- Immediately change your passwords if you were phished (for MSU, visit netid.msu.edu to do so).
- For further assistance, contact the MSU IT Service Desk at (517) 432-6200.
- Learn more about how to ensure your identity and accounts are not compromised any further by visiting the Federal Trade Commission Consumer Information regarding identity theft.
MSU IT Services works hard every day to safeguard the sensitive information MSU needs to serve students, faculty, and staff. As a regular user of MSU’s network, be it for class, work, or research, here are a few ways to keep your computer and devices safe:
- Be sure to perform regular operating system, software, and application updates. These updates often include patches for vulnerabilities that make exploitation more difficult.
- Install antivirus, antispyware, and antimalware software on your computer.
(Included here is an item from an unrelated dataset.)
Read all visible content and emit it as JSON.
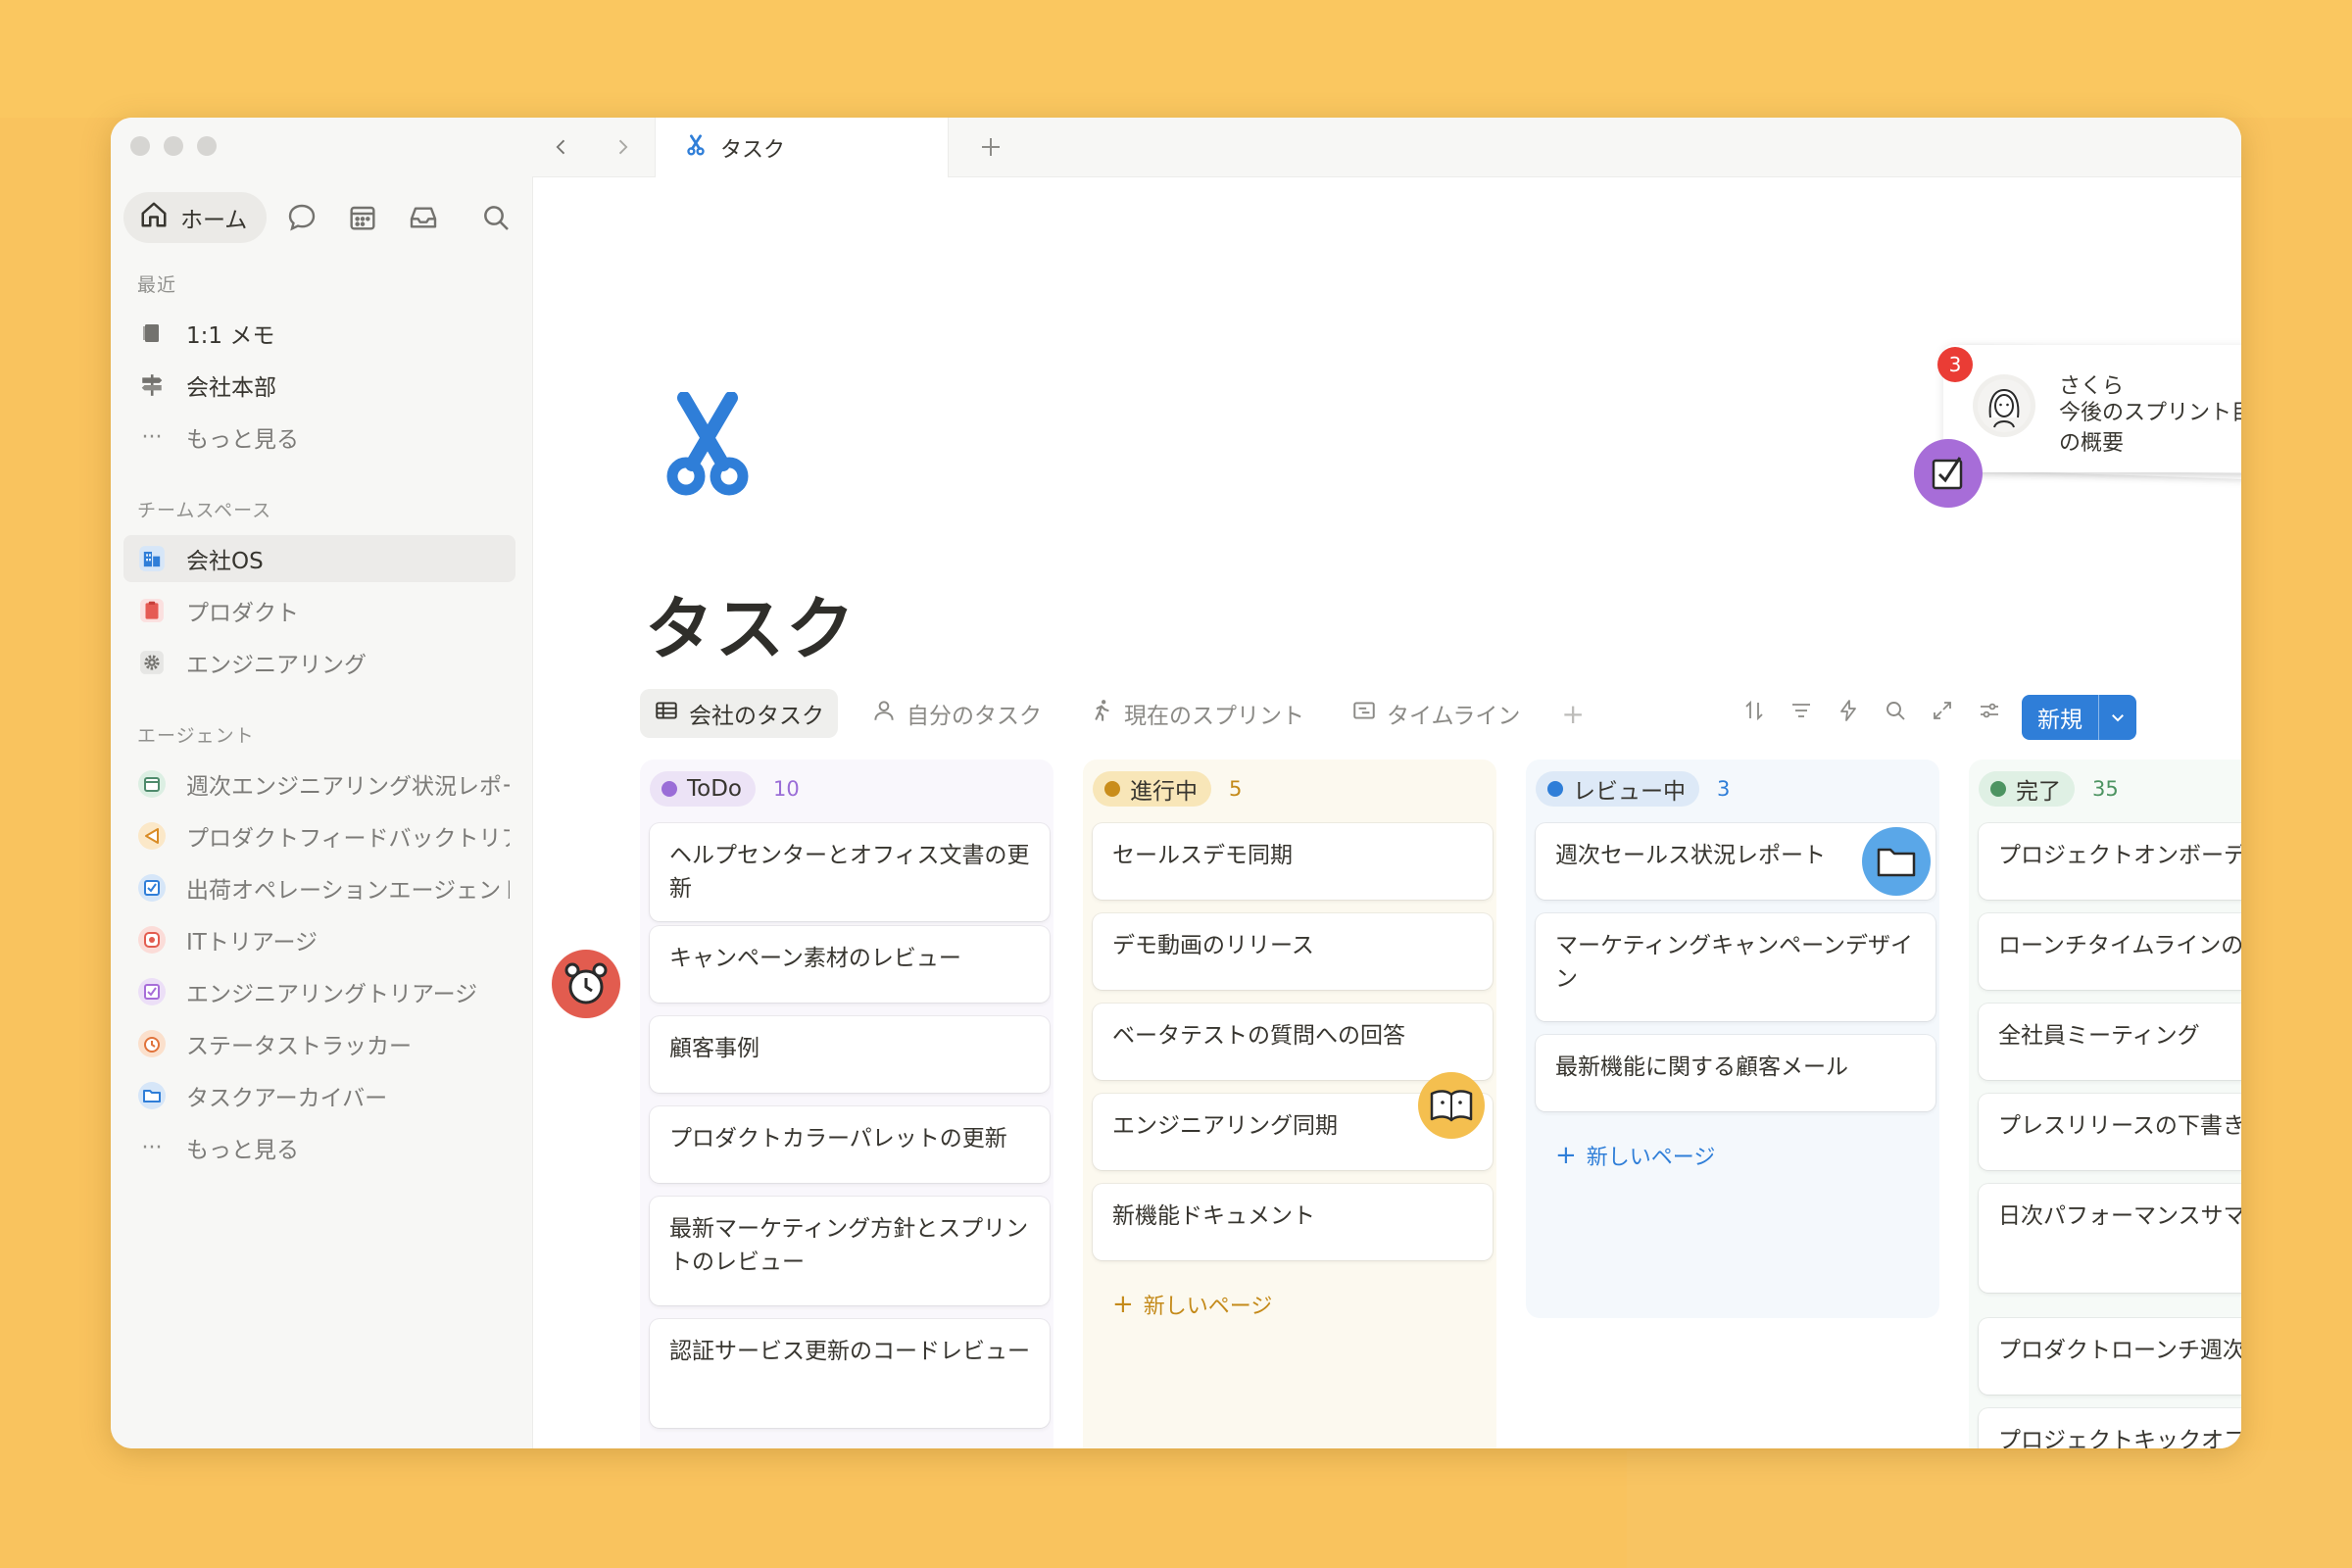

Do regular scans of your computer and mobile devices to stay protected.
- Use two-factor authentication. For the accounts that are important to you, take an extra step and use two-factor authentication to keep your accounts out of the hands of malicious users.
- Think before you download. Only download apps and browser extensions from trustworthy sources. Otherwise, they could allow someone to take control of your device, steal your information, compromise your accounts, and even demand ransom money to release control of the devices and its contents back to you.
- Do not share accounts with friends. If your friend wants to use the same app or service you’re using, they should set up their own account with their own username and password.
Safer Internet Day is not the only day we should care about keeping our tech secure. To learn more about securing your tech, visit the Secure IT website and report any phishing attempts to firstname.lastname@example.org or other security incidents to email@example.com. Together we can create a safer Internet.